and the locket and photo as the third piece. The production run castings are primered in flat gray and ready to paint right out of the carton)
Base Coating: I made a wash of FW Ink Burnt Umber and covered both the face and hand. I wiped off the excess and
left a yellow tint to the surface. For the sake of brevity just accept that anything I do in process to the face I also do to
the hand. I put the first pass of red and blue oil washes around the eyes to see what that looked like after I applied a thin
spray of my base coat. I whip up a mix of Golden Titan Buff, Createx white, and a drop or two of FW Yellow Ochre, about
the consistency of milk, and lightly spray a thin coat over the surface. I did this initially to dull the harsh yellow of the
skin, decrease the deep contrast around the eyes, and provide a scaffolding for the next step
Skin Detailing: This is the process that takes me the most time.
It is an effort that never stops until I finally push myself away
from my bench and say “DONE”. As I’ve described in other
articles written for Black Heart, the first thing I do is the old
splatter technique using oil paints. For this project I only use
Phalo Blue, Violet, Alizarin Red, White, and a little Burnt Umber.
I splatter away, wiping away some, adding a little here or there.
Over the splatters, I apply a thin coat of the pale yellow base
For this kind of detailing, beauty is in the eye of the painter. So,
just do what you like and as much as you like.
Now for the fun part. Anyone who has read my articles on finishing Black Heart busts knows that I prefer to use many
different painting media on each project. It’s mainly because I have come to understand how different paints and
materials interact with one another plus learning to use what I have on hand to make it work.
This is the basics of what I use:
Pastel Chalks Oil Paints Translucent Paints Opaque Acrylics
Red Alizarin Red ComArt: Reaper:
Dark Blue Violet Ochre Midnight Blue
Purple Yellow Ohre Burnt Orange Burgundy Wine
Brown Clotted Red
Obviously you don’t have to run out and buy these particular materials.

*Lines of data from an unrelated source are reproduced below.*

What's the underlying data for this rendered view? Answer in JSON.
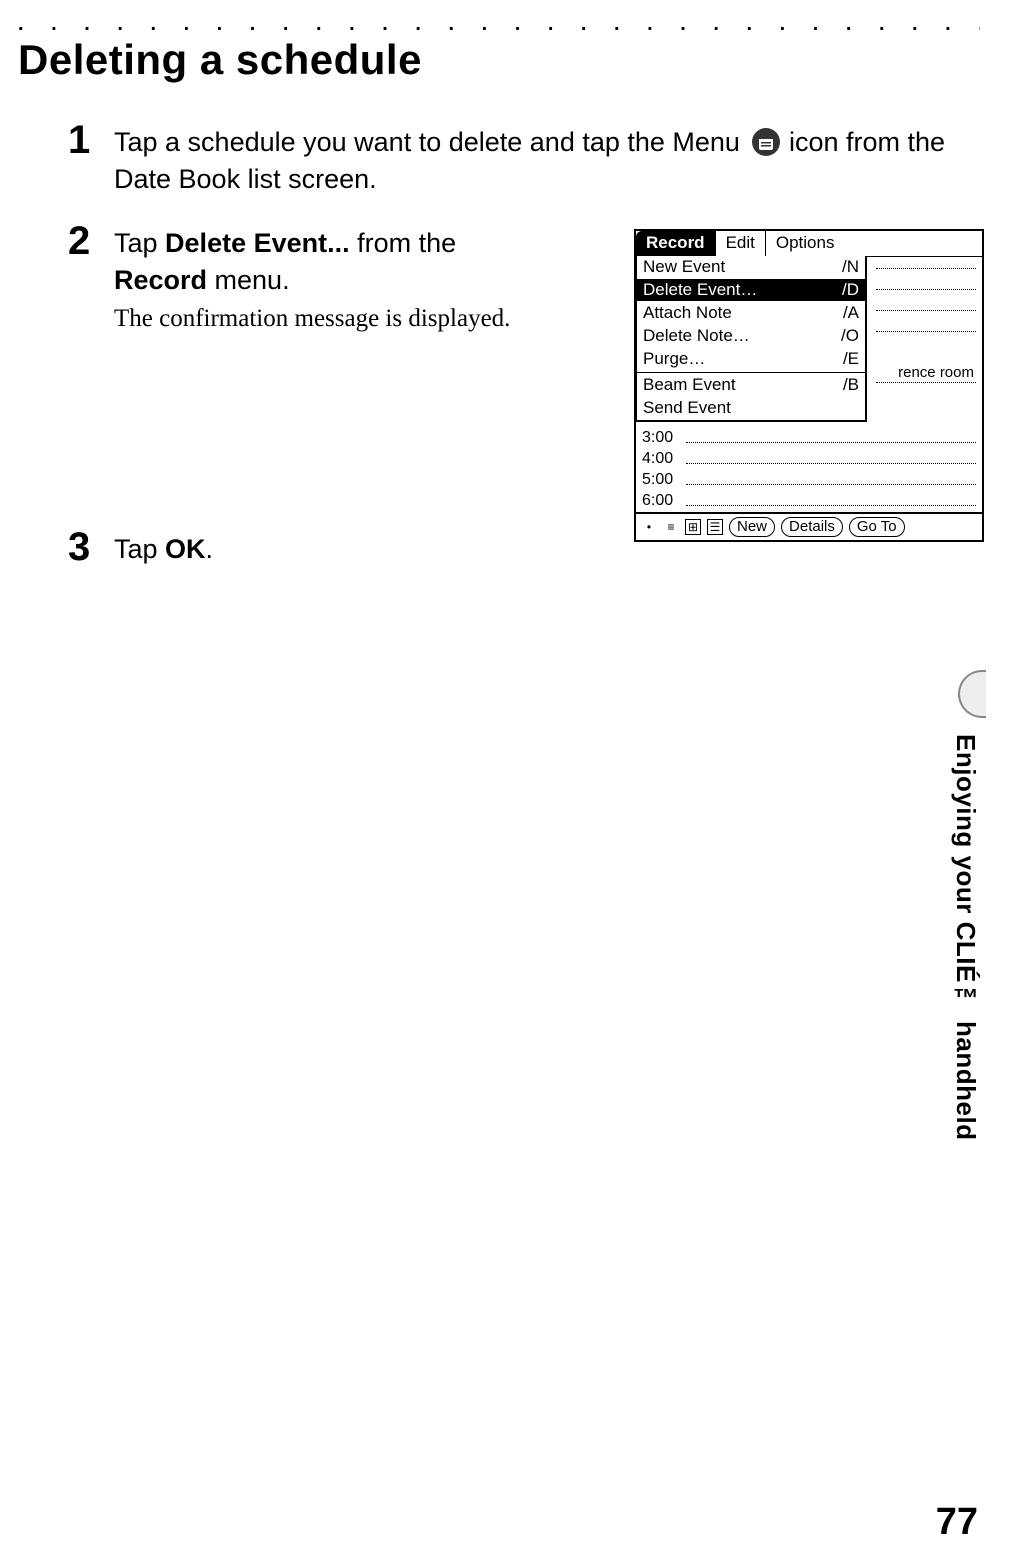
{
  "page": {
    "title": "Deleting a schedule",
    "sideTab": "Enjoying your CLIÉ™ handheld",
    "pageNumber": "77"
  },
  "steps": {
    "s1": {
      "num": "1",
      "pre": "Tap a schedule you want to delete and tap the Menu ",
      "post": " icon from the Date Book list screen."
    },
    "s2": {
      "num": "2",
      "textA": "Tap ",
      "bold1": "Delete Event...",
      "textB": " from the ",
      "bold2": "Record",
      "textC": " menu.",
      "sub": "The confirmation message is displayed."
    },
    "s3": {
      "num": "3",
      "textA": "Tap ",
      "bold1": "OK",
      "textB": "."
    }
  },
  "palm": {
    "menubar": {
      "record": "Record",
      "edit": "Edit",
      "options": "Options"
    },
    "menu": {
      "newEvent": {
        "label": "New Event",
        "sc": "/N"
      },
      "deleteEvent": {
        "label": "Delete Event…",
        "sc": "/D"
      },
      "attachNote": {
        "label": "Attach Note",
        "sc": "/A"
      },
      "deleteNote": {
        "label": "Delete Note…",
        "sc": "/O"
      },
      "purge": {
        "label": "Purge…",
        "sc": "/E"
      },
      "beamEvent": {
        "label": "Beam Event",
        "sc": "/B"
      },
      "sendEvent": {
        "label": "Send Event",
        "sc": ""
      }
    },
    "bg": {
      "renceRoom": "rence room"
    },
    "times": {
      "t1": "3:00",
      "t2": "4:00",
      "t3": "5:00",
      "t4": "6:00"
    },
    "toolbar": {
      "new": "New",
      "details": "Details",
      "goto": "Go To"
    }
  }
}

This is just what I have in my never-ending
supply of stuff that I bought because I read about them in a how-to article. I don’t have any particular formula. So, just
I took some pastels and worked around the eyes. Took some Reaper Blue and red and did some spider veins. Took
some blue pastels for larger deep veins. Dotted some thin oil mixtures around and fade them in. this all make for some
nice “blotching”. Every once in a while I’ll use the thinned base coat and go over some small areas. I used oils to make
age spots both deep and surface.
This process takes me hours to
complete. I try different things and
then scrap them and start over.
Eventually I come up with something
that is pleasing to my eye. Sometimes I
take my subject out of the bright shop
lights and see how it looks under
natural light photography. It helps me
know if I am using enough saturation
with my painting.
Here is a pic of how the hand is coming along.
Hair and Eye Brows: I tried something different and used only black and brown pastels to do the hair. This made for a
nice subtle transition from hair to skin and eliminated all the harshness. I applied some dry-brushed gray for highlights.
I kind of like it and plan on using that technique again.
Hat: I had a few different plans for Count Orlok’s massive bonnet but ultimately decided to go minimalist and not draw
attention from the face and eyes. I masked off the face with Silly Putty and plastic wrap. Then a couple of coats of
Krylon Black primer were applied. I then took some ComArt (CA): Transparent Manganese and sprayed over the black.
This made an interesting color and you get a different variation of color in the material. I like it but added some very
light contrast with some CA: Transparent Smoke in the folds and recesses to give it all more depth. I wanted to add
some extra dimension so I took CA: Transparent Rose and put some highlights on the top of the folds. It looks much
more dramatic in person as the camera just has a hard time capturing it.